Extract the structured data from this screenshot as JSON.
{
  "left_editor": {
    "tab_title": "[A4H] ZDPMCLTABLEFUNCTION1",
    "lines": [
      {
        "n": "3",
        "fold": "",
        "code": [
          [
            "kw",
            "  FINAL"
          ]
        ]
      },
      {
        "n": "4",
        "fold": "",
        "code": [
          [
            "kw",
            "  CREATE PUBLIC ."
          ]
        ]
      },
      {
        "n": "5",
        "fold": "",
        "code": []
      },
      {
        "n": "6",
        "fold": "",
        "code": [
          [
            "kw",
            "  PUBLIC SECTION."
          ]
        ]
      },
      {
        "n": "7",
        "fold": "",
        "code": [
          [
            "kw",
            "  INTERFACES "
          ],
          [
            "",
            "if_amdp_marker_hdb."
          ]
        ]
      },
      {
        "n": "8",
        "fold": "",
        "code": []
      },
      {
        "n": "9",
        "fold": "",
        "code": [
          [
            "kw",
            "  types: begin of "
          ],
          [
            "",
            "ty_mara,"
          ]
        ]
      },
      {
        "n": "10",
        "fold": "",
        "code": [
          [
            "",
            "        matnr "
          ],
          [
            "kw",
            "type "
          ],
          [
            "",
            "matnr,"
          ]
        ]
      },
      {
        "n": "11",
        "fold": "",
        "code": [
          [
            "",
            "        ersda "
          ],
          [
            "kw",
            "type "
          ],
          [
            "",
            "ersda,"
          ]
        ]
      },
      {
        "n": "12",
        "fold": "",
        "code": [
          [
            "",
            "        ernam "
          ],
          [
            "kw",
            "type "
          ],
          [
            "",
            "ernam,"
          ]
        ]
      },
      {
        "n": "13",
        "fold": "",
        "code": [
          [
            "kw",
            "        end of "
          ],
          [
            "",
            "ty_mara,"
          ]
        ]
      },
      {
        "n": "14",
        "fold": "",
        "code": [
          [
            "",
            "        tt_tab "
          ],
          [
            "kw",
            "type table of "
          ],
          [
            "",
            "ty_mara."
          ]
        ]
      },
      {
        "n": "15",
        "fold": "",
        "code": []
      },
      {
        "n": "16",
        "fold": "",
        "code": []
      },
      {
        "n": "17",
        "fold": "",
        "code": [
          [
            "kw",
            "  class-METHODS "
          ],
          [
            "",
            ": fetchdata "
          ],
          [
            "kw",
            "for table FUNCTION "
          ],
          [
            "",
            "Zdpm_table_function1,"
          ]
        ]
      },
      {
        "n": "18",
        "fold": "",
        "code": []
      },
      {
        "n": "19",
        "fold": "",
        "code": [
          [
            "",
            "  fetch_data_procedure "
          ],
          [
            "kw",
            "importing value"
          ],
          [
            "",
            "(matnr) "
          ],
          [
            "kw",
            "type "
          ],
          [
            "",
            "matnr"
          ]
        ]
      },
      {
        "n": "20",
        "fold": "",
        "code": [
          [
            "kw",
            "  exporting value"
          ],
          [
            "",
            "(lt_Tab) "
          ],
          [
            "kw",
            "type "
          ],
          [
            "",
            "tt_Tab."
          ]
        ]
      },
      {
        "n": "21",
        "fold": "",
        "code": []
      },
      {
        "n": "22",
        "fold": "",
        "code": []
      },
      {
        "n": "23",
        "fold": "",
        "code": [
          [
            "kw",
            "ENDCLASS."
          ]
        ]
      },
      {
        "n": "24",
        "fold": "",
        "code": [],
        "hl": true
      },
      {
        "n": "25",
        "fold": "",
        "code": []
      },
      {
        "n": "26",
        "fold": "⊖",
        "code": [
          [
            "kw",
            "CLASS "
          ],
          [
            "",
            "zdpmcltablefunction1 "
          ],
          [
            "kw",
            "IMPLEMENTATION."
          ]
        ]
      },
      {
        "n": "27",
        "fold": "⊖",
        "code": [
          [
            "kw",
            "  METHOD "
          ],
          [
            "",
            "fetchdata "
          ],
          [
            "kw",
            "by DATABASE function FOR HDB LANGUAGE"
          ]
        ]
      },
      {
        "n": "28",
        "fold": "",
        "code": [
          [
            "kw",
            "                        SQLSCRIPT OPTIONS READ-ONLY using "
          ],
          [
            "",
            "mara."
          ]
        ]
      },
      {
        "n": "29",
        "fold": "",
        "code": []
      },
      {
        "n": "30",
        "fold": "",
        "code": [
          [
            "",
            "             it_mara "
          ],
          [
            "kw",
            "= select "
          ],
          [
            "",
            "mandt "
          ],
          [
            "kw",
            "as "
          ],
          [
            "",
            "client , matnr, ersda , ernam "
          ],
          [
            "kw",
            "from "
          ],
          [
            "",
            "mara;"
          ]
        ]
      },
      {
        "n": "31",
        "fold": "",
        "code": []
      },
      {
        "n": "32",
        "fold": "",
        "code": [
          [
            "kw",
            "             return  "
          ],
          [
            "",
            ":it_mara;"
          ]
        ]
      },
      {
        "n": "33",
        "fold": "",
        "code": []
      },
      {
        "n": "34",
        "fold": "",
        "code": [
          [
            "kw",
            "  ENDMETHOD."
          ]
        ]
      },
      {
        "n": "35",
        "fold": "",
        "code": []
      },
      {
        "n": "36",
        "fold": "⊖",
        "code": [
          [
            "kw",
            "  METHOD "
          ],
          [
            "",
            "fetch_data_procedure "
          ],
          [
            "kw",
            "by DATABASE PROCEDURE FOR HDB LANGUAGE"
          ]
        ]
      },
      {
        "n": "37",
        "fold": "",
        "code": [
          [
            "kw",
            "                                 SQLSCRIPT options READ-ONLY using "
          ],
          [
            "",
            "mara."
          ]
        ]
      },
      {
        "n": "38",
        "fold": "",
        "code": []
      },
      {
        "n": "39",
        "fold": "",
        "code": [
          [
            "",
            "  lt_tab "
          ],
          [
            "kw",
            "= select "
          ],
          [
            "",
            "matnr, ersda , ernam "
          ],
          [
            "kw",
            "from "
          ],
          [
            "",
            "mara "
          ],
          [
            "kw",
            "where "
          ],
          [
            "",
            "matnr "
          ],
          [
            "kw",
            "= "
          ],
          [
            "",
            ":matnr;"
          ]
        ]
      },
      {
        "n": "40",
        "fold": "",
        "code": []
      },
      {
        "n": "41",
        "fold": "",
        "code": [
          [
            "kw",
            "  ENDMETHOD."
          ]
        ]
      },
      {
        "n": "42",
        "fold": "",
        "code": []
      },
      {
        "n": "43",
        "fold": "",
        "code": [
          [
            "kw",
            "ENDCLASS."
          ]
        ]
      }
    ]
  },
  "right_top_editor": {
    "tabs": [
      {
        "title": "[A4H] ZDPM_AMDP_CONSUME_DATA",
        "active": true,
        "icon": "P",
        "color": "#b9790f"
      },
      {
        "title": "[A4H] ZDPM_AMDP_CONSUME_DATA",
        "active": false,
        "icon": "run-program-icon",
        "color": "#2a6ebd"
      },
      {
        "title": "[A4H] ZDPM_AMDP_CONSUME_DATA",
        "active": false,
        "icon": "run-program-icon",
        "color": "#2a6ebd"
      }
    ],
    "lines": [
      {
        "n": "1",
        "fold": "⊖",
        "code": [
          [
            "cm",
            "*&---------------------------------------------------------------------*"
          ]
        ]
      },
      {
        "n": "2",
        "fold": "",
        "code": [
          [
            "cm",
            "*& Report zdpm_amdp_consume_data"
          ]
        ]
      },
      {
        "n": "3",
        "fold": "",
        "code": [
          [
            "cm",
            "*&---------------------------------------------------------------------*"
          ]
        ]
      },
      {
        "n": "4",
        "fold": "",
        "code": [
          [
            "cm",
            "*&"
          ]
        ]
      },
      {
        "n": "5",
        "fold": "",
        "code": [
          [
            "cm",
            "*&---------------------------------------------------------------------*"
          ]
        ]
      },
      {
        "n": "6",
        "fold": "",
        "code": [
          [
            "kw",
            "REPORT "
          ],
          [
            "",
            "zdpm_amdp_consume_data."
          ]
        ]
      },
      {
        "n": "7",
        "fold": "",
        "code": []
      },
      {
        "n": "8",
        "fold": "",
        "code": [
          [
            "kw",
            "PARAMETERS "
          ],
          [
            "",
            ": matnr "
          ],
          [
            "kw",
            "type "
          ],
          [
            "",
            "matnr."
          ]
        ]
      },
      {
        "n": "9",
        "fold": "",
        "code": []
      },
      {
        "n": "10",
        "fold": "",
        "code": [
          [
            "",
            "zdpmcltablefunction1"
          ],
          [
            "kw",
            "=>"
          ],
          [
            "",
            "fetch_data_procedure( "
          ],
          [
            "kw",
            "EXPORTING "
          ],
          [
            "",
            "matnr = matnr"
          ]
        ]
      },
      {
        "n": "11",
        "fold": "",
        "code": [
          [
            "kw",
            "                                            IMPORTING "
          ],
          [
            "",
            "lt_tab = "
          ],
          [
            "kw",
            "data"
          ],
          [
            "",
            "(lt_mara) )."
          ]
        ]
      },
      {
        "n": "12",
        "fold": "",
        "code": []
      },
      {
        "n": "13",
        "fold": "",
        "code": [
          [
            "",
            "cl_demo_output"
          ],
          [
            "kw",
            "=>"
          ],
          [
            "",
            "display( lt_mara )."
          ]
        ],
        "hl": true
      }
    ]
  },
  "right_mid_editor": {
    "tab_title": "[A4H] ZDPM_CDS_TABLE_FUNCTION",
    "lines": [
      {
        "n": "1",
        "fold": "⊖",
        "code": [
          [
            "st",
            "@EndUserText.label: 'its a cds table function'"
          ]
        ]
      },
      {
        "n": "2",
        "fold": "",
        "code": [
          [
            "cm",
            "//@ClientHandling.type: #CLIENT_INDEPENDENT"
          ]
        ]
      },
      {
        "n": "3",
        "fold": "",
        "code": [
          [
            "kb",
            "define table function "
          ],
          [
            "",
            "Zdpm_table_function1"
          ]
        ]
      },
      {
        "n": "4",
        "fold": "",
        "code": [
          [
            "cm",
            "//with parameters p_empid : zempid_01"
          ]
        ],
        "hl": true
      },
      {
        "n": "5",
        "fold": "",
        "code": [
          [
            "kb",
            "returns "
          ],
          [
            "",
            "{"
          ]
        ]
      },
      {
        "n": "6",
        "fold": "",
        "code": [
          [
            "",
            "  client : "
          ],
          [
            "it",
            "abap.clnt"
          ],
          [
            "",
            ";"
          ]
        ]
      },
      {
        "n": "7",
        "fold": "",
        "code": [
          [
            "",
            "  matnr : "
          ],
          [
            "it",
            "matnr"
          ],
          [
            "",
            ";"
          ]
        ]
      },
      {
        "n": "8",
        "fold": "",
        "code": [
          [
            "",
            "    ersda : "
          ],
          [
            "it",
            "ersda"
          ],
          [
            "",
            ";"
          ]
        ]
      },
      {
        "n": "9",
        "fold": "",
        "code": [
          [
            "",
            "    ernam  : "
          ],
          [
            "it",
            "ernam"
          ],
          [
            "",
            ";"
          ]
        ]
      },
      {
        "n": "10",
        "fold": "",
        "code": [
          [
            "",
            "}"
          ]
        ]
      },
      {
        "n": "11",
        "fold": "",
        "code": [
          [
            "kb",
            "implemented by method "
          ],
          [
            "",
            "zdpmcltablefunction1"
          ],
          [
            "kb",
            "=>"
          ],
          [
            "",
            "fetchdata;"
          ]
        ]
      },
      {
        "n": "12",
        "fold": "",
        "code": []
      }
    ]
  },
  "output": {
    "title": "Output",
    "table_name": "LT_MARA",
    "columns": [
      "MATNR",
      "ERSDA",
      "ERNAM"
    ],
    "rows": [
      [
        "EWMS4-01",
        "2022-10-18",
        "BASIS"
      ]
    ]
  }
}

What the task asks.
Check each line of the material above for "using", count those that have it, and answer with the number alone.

Answer for the task.
2